Work request:
Scan the records for lines holding "сегодня". Say how many there are and give nothing else.

Start of Source data

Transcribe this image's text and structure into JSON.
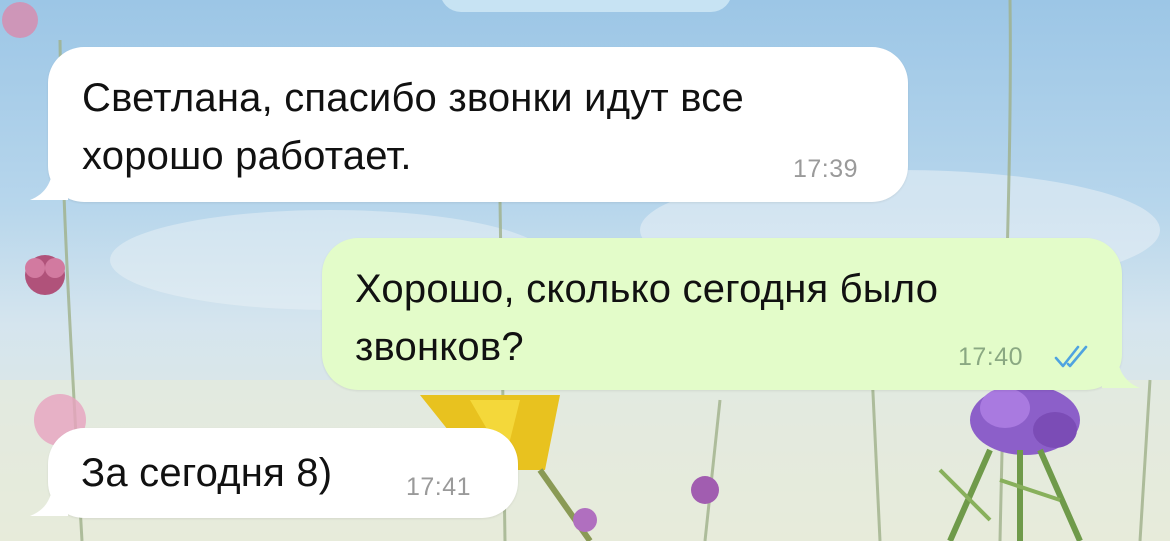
{
  "messages": [
    {
      "direction": "incoming",
      "text": "Светлана, спасибо звонки идут все\nхорошо работает.",
      "time": "17:39"
    },
    {
      "direction": "outgoing",
      "text": "Хорошо, сколько сегодня было\nзвонков?",
      "time": "17:40",
      "status_icon": "double-check-icon"
    },
    {
      "direction": "incoming",
      "text": "За сегодня 8)",
      "time": "17:41"
    }
  ],
  "colors": {
    "incoming_bubble": "#ffffff",
    "outgoing_bubble": "#e3fcc9",
    "read_check": "#4fa3e0",
    "timestamp": "#9a9a9a"
  }
}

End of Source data

Output for this exercise:
2